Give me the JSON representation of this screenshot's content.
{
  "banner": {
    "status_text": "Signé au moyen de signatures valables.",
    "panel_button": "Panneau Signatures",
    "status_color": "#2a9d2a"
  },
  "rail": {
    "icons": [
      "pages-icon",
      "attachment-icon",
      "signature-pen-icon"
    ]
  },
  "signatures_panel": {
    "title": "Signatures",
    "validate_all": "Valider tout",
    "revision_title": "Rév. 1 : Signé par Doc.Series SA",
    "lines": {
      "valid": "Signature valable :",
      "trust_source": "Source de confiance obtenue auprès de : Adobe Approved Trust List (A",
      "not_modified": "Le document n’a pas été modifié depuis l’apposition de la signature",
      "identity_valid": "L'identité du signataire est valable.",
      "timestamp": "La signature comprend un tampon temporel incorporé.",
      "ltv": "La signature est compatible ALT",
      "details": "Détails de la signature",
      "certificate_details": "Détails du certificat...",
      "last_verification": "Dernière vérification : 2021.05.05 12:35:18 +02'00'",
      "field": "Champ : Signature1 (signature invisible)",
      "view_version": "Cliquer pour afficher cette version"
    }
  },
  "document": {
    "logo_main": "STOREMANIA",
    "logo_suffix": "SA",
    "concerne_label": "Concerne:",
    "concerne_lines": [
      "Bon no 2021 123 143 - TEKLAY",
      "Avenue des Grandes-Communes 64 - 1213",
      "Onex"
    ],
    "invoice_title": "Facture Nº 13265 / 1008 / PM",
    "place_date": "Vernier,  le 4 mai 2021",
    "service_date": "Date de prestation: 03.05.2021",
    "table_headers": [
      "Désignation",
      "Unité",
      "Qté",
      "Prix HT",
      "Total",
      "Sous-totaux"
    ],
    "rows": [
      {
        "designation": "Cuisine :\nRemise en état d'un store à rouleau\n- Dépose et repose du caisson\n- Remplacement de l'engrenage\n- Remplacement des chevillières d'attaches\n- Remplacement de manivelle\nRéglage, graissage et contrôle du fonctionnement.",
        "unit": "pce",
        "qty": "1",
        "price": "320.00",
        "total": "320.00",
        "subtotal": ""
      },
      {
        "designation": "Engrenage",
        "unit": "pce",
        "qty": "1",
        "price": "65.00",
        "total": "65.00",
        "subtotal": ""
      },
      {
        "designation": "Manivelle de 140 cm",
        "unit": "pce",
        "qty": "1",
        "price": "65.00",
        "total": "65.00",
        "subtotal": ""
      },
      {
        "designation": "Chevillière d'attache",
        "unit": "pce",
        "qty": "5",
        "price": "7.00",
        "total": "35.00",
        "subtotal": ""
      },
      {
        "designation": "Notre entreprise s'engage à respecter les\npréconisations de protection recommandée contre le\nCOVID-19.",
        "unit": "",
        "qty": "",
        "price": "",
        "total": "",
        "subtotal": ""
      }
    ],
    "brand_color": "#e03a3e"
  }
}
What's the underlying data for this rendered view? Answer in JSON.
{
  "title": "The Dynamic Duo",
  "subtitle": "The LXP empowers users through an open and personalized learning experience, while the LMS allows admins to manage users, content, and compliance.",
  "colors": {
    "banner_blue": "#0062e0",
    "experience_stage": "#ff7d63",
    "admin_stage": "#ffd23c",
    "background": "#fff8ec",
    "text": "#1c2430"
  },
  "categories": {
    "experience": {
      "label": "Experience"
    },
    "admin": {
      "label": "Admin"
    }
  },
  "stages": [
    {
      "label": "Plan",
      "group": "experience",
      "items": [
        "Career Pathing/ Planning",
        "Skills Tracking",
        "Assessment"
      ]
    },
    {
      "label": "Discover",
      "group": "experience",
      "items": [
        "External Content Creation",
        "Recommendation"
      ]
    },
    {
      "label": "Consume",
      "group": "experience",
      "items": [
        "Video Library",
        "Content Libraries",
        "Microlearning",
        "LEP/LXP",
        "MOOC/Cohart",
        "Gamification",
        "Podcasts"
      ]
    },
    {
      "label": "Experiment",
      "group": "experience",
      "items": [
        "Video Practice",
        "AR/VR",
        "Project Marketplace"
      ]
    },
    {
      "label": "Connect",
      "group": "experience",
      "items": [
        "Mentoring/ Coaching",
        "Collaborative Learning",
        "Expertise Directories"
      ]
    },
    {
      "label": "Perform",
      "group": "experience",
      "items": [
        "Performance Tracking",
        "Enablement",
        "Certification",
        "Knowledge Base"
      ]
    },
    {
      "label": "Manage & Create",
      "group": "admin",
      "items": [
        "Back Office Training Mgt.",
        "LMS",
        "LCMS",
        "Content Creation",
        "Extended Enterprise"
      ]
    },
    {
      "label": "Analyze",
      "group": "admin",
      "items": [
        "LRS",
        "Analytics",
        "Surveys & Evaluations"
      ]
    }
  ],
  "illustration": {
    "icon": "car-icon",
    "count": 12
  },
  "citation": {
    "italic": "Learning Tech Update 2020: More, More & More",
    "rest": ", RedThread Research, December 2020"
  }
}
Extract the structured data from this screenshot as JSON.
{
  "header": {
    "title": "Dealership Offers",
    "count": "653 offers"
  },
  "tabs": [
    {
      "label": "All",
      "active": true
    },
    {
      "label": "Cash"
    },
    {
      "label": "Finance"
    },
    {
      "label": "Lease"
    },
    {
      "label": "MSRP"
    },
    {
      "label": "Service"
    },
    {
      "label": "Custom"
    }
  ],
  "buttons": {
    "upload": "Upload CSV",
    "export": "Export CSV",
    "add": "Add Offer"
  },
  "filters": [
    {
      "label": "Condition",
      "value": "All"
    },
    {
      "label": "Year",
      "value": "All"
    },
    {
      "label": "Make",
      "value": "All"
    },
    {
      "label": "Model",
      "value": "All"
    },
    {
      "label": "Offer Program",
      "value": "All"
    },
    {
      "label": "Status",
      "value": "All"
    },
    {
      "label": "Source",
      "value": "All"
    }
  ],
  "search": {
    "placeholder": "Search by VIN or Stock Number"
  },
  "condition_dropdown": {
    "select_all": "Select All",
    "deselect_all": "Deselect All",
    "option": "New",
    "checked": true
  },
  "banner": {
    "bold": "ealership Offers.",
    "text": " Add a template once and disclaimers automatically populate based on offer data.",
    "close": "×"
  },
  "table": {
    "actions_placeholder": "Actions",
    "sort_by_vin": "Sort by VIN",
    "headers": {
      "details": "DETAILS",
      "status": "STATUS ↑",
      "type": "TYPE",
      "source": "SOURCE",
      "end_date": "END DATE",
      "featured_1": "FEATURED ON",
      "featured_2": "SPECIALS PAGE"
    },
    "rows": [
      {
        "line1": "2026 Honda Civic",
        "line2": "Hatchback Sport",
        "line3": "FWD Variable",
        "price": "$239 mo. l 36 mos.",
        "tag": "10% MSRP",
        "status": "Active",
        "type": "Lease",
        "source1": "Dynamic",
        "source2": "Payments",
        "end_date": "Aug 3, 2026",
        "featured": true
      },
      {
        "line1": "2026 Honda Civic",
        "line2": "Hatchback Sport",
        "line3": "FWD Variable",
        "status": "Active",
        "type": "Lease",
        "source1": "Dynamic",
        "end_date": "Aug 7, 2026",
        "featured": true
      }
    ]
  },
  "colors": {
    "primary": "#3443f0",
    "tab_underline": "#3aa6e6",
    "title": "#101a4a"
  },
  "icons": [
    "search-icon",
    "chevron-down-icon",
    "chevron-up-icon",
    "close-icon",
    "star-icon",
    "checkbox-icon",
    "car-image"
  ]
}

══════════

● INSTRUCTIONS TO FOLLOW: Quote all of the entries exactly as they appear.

● SOLUTION FOR THIS TASK:
Give me the JSON representation of this screenshot's content.
{
  "banner": {
    "status_text": "Signé au moyen de signatures valables.",
    "panel_button": "Panneau Signatures",
    "status_color": "#2a9d2a"
  },
  "rail": {
    "icons": [
      "pages-icon",
      "attachment-icon",
      "signature-pen-icon"
    ]
  },
  "signatures_panel": {
    "title": "Signatures",
    "validate_all": "Valider tout",
    "revision_title": "Rév. 1 : Signé par Doc.Series SA",
    "lines": {
      "valid": "Signature valable :",
      "trust_source": "Source de confiance obtenue auprès de : Adobe Approved Trust List (A",
      "not_modified": "Le document n’a pas été modifié depuis l’apposition de la signature",
      "identity_valid": "L'identité du signataire est valable.",
      "timestamp": "La signature comprend un tampon temporel incorporé.",
      "ltv": "La signature est compatible ALT",
      "details": "Détails de la signature",
      "certificate_details": "Détails du certificat...",
      "last_verification": "Dernière vérification : 2021.05.05 12:35:18 +02'00'",
      "field": "Champ : Signature1 (signature invisible)",
      "view_version": "Cliquer pour afficher cette version"
    }
  },
  "document": {
    "logo_main": "STOREMANIA",
    "logo_suffix": "SA",
    "concerne_label": "Concerne:",
    "concerne_lines": [
      "Bon no 2021 123 143 - TEKLAY",
      "Avenue des Grandes-Communes 64 - 1213",
      "Onex"
    ],
    "invoice_title": "Facture Nº 13265 / 1008 / PM",
    "place_date": "Vernier,  le 4 mai 2021",
    "service_date": "Date de prestation: 03.05.2021",
    "table_headers": [
      "Désignation",
      "Unité",
      "Qté",
      "Prix HT",
      "Total",
      "Sous-totaux"
    ],
    "rows": [
      {
        "designation": "Cuisine :\nRemise en état d'un store à rouleau\n- Dépose et repose du caisson\n- Remplacement de l'engrenage\n- Remplacement des chevillières d'attaches\n- Remplacement de manivelle\nRéglage, graissage et contrôle du fonctionnement.",
        "unit": "pce",
        "qty": "1",
        "price": "320.00",
        "total": "320.00",
        "subtotal": ""
      },
      {
        "designation": "Engrenage",
        "unit": "pce",
        "qty": "1",
        "price": "65.00",
        "total": "65.00",
        "subtotal": ""
      },
      {
        "designation": "Manivelle de 140 cm",
        "unit": "pce",
        "qty": "1",
        "price": "65.00",
        "total": "65.00",
        "subtotal": ""
      },
      {
        "designation": "Chevillière d'attache",
        "unit": "pce",
        "qty": "5",
        "price": "7.00",
        "total": "35.00",
        "subtotal": ""
      },
      {
        "designation": "Notre entreprise s'engage à respecter les\npréconisations de protection recommandée contre le\nCOVID-19.",
        "unit": "",
        "qty": "",
        "price": "",
        "total": "",
        "subtotal": ""
      }
    ],
    "brand_color": "#e03a3e"
  }
}
What's the underlying data for this rendered view? Answer in JSON.
{
  "title": "The Dynamic Duo",
  "subtitle": "The LXP empowers users through an open and personalized learning experience, while the LMS allows admins to manage users, content, and compliance.",
  "colors": {
    "banner_blue": "#0062e0",
    "experience_stage": "#ff7d63",
    "admin_stage": "#ffd23c",
    "background": "#fff8ec",
    "text": "#1c2430"
  },
  "categories": {
    "experience": {
      "label": "Experience"
    },
    "admin": {
      "label": "Admin"
    }
  },
  "stages": [
    {
      "label": "Plan",
      "group": "experience",
      "items": [
        "Career Pathing/ Planning",
        "Skills Tracking",
        "Assessment"
      ]
    },
    {
      "label": "Discover",
      "group": "experience",
      "items": [
        "External Content Creation",
        "Recommendation"
      ]
    },
    {
      "label": "Consume",
      "group": "experience",
      "items": [
        "Video Library",
        "Content Libraries",
        "Microlearning",
        "LEP/LXP",
        "MOOC/Cohart",
        "Gamification",
        "Podcasts"
      ]
    },
    {
      "label": "Experiment",
      "group": "experience",
      "items": [
        "Video Practice",
        "AR/VR",
        "Project Marketplace"
      ]
    },
    {
      "label": "Connect",
      "group": "experience",
      "items": [
        "Mentoring/ Coaching",
        "Collaborative Learning",
        "Expertise Directories"
      ]
    },
    {
      "label": "Perform",
      "group": "experience",
      "items": [
        "Performance Tracking",
        "Enablement",
        "Certification",
        "Knowledge Base"
      ]
    },
    {
      "label": "Manage & Create",
      "group": "admin",
      "items": [
        "Back Office Training Mgt.",
        "LMS",
        "LCMS",
        "Content Creation",
        "Extended Enterprise"
      ]
    },
    {
      "label": "Analyze",
      "group": "admin",
      "items": [
        "LRS",
        "Analytics",
        "Surveys & Evaluations"
      ]
    }
  ],
  "illustration": {
    "icon": "car-icon",
    "count": 12
  },
  "citation": {
    "italic": "Learning Tech Update 2020: More, More & More",
    "rest": ", RedThread Research, December 2020"
  }
}
Extract the structured data from this screenshot as JSON.
{
  "header": {
    "title": "Dealership Offers",
    "count": "653 offers"
  },
  "tabs": [
    {
      "label": "All",
      "active": true
    },
    {
      "label": "Cash"
    },
    {
      "label": "Finance"
    },
    {
      "label": "Lease"
    },
    {
      "label": "MSRP"
    },
    {
      "label": "Service"
    },
    {
      "label": "Custom"
    }
  ],
  "buttons": {
    "upload": "Upload CSV",
    "export": "Export CSV",
    "add": "Add Offer"
  },
  "filters": [
    {
      "label": "Condition",
      "value": "All"
    },
    {
      "label": "Year",
      "value": "All"
    },
    {
      "label": "Make",
      "value": "All"
    },
    {
      "label": "Model",
      "value": "All"
    },
    {
      "label": "Offer Program",
      "value": "All"
    },
    {
      "label": "Status",
      "value": "All"
    },
    {
      "label": "Source",
      "value": "All"
    }
  ],
  "search": {
    "placeholder": "Search by VIN or Stock Number"
  },
  "condition_dropdown": {
    "select_all": "Select All",
    "deselect_all": "Deselect All",
    "option": "New",
    "checked": true
  },
  "banner": {
    "bold": "ealership Offers.",
    "text": " Add a template once and disclaimers automatically populate based on offer data.",
    "close": "×"
  },
  "table": {
    "actions_placeholder": "Actions",
    "sort_by_vin": "Sort by VIN",
    "headers": {
      "details": "DETAILS",
      "status": "STATUS ↑",
      "type": "TYPE",
      "source": "SOURCE",
      "end_date": "END DATE",
      "featured_1": "FEATURED ON",
      "featured_2": "SPECIALS PAGE"
    },
    "rows": [
      {
        "line1": "2026 Honda Civic",
        "line2": "Hatchback Sport",
        "line3": "FWD Variable",
        "price": "$239 mo. l 36 mos.",
        "tag": "10% MSRP",
        "status": "Active",
        "type": "Lease",
        "source1": "Dynamic",
        "source2": "Payments",
        "end_date": "Aug 3, 2026",
        "featured": true
      },
      {
        "line1": "2026 Honda Civic",
        "line2": "Hatchback Sport",
        "line3": "FWD Variable",
        "status": "Active",
        "type": "Lease",
        "source1": "Dynamic",
        "end_date": "Aug 7, 2026",
        "featured": true
      }
    ]
  },
  "colors": {
    "primary": "#3443f0",
    "tab_underline": "#3aa6e6",
    "title": "#101a4a"
  },
  "icons": [
    "search-icon",
    "chevron-down-icon",
    "chevron-up-icon",
    "close-icon",
    "star-icon",
    "checkbox-icon",
    "car-image"
  ]
}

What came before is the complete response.